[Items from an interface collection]
- - - -

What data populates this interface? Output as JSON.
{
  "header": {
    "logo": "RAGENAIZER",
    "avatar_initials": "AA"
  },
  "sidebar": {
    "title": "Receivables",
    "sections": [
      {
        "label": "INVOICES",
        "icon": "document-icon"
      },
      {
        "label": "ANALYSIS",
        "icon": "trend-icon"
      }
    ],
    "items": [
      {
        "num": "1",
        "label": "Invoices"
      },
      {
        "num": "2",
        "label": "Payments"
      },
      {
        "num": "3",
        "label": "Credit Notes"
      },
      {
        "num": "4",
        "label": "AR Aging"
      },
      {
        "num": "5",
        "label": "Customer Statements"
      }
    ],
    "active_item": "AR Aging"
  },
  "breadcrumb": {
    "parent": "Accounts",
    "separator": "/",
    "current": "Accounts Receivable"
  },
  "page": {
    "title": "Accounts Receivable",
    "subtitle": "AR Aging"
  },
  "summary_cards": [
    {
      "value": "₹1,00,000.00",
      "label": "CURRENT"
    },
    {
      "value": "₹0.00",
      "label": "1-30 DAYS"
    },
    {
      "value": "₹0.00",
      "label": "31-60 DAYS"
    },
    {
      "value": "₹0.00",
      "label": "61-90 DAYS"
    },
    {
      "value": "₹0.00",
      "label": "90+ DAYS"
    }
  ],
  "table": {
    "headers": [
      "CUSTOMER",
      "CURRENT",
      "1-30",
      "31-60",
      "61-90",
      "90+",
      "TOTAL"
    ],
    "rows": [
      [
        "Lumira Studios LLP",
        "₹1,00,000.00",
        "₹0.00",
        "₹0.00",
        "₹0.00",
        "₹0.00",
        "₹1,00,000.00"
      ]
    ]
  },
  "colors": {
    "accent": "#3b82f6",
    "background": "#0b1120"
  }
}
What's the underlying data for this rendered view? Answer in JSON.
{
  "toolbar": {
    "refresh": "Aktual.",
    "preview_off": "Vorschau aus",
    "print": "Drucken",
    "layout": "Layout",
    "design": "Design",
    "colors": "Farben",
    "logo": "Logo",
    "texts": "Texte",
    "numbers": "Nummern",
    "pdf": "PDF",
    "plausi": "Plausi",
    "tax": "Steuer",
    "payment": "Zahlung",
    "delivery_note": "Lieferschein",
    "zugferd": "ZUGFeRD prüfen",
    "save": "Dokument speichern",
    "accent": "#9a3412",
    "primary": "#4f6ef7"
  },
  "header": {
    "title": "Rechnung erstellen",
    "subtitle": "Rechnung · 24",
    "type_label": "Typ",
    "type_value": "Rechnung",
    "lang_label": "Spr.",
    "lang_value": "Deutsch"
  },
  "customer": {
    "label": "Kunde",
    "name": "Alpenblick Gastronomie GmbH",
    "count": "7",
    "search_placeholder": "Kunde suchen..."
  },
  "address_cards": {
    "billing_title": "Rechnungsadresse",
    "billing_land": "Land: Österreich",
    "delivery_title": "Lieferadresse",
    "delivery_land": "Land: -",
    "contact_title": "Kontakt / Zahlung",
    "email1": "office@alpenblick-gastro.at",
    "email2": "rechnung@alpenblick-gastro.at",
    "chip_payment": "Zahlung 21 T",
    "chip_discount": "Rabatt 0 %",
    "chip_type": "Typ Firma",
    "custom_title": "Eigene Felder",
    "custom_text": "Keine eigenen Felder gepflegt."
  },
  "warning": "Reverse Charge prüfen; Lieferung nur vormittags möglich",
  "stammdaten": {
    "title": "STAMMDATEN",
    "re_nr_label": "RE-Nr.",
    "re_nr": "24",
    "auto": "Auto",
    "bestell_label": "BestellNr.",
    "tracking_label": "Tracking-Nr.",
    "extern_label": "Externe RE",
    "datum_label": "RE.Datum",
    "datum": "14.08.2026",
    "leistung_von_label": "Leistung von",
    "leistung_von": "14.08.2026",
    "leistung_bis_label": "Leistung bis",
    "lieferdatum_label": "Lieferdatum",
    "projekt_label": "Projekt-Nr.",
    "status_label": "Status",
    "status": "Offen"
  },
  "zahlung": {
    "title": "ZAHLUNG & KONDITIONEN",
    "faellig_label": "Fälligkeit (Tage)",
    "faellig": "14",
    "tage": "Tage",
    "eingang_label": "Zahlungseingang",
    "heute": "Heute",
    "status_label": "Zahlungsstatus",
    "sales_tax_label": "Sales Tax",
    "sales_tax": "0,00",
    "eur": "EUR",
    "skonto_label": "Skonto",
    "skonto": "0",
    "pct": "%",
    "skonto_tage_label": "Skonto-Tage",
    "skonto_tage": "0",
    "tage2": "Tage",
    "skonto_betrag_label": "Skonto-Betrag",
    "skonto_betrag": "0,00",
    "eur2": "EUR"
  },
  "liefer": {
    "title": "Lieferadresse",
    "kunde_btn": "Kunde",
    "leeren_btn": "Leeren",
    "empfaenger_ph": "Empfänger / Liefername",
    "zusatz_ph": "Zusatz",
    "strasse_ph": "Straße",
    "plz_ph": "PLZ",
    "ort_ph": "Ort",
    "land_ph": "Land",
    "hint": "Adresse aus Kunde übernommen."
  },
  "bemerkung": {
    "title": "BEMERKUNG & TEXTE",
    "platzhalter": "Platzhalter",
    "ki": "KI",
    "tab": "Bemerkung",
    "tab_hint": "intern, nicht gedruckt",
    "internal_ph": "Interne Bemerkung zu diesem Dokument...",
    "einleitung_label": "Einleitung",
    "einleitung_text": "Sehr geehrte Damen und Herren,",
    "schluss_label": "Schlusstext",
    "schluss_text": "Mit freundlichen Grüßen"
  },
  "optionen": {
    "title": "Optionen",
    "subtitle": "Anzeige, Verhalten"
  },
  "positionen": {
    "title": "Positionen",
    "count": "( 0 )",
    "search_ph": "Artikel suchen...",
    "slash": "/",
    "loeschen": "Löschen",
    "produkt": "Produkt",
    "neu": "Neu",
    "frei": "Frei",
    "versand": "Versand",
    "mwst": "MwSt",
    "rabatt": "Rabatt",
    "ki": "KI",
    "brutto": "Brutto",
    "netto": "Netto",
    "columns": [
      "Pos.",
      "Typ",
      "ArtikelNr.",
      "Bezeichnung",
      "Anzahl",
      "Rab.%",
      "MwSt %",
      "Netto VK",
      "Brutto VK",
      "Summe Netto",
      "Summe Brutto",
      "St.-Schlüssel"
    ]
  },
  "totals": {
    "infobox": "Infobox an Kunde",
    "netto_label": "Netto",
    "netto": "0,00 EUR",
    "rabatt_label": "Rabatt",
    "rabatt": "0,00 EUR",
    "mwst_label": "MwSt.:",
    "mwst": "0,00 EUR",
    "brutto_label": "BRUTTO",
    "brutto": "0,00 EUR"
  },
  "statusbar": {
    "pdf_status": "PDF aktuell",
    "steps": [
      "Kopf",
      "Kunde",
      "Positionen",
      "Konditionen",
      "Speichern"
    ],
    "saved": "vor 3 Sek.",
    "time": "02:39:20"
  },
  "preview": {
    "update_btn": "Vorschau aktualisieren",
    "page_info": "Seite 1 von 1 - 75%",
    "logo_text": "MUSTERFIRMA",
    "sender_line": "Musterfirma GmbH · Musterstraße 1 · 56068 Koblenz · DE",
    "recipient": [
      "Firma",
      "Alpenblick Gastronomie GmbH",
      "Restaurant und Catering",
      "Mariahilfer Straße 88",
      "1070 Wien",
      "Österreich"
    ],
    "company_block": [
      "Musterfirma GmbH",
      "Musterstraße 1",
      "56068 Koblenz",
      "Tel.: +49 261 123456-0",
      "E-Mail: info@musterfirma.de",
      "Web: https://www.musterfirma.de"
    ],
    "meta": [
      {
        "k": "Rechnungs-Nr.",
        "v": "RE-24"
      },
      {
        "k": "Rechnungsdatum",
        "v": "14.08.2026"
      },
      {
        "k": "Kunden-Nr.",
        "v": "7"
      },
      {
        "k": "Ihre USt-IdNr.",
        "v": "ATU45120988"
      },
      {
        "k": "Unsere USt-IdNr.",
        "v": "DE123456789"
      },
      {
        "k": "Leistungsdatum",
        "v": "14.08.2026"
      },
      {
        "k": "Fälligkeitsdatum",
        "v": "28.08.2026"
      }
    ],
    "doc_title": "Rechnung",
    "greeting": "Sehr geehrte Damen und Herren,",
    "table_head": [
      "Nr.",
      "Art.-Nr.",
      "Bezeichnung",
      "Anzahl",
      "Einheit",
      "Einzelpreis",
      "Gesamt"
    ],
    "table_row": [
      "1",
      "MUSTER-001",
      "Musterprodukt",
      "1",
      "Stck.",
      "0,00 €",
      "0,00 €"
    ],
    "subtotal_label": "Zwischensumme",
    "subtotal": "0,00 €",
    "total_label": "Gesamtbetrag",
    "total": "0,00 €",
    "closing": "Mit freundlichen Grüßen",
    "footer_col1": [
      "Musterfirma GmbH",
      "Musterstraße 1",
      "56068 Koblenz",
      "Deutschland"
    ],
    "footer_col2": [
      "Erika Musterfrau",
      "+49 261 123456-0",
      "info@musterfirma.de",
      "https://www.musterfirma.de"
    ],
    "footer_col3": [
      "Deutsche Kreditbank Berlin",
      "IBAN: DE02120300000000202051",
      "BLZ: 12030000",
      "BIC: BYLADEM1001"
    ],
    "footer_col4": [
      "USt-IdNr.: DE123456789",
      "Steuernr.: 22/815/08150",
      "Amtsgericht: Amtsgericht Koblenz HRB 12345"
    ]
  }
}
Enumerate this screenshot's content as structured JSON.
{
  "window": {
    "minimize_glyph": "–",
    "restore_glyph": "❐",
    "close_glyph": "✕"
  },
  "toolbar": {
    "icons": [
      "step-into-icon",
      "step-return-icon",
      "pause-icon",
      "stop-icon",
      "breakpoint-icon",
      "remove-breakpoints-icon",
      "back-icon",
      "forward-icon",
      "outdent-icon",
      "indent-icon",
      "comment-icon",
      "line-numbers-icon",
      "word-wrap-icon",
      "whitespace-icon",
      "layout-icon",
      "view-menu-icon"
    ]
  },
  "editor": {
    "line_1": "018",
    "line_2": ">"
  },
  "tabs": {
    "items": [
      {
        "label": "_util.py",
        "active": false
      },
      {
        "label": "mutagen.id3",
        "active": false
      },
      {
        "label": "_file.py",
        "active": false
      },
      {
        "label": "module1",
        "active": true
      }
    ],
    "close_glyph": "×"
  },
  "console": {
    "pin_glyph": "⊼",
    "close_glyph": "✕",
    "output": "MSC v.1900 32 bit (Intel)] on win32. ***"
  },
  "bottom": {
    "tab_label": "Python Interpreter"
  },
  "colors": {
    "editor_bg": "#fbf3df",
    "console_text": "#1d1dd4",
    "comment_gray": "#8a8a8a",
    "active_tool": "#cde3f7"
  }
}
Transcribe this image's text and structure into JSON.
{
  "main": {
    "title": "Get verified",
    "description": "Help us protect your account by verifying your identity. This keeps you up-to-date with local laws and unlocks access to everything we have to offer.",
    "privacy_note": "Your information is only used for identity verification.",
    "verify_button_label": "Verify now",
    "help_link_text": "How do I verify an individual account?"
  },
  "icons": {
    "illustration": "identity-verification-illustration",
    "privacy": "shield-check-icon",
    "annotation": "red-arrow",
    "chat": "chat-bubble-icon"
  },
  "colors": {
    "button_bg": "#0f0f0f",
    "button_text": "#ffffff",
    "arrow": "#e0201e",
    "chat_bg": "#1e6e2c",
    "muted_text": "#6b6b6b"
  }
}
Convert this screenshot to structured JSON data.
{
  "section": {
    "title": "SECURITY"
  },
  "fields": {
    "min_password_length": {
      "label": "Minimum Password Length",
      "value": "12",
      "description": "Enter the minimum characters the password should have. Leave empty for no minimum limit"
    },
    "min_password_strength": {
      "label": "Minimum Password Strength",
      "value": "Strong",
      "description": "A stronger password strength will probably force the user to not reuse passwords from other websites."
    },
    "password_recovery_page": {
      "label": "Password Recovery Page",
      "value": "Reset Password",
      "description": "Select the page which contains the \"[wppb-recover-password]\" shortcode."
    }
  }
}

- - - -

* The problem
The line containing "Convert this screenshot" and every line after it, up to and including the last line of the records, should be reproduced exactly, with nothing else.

* Solution for this task
Convert this screenshot to structured JSON data.
{
  "section": {
    "title": "SECURITY"
  },
  "fields": {
    "min_password_length": {
      "label": "Minimum Password Length",
      "value": "12",
      "description": "Enter the minimum characters the password should have. Leave empty for no minimum limit"
    },
    "min_password_strength": {
      "label": "Minimum Password Strength",
      "value": "Strong",
      "description": "A stronger password strength will probably force the user to not reuse passwords from other websites."
    },
    "password_recovery_page": {
      "label": "Password Recovery Page",
      "value": "Reset Password",
      "description": "Select the page which contains the \"[wppb-recover-password]\" shortcode."
    }
  }
}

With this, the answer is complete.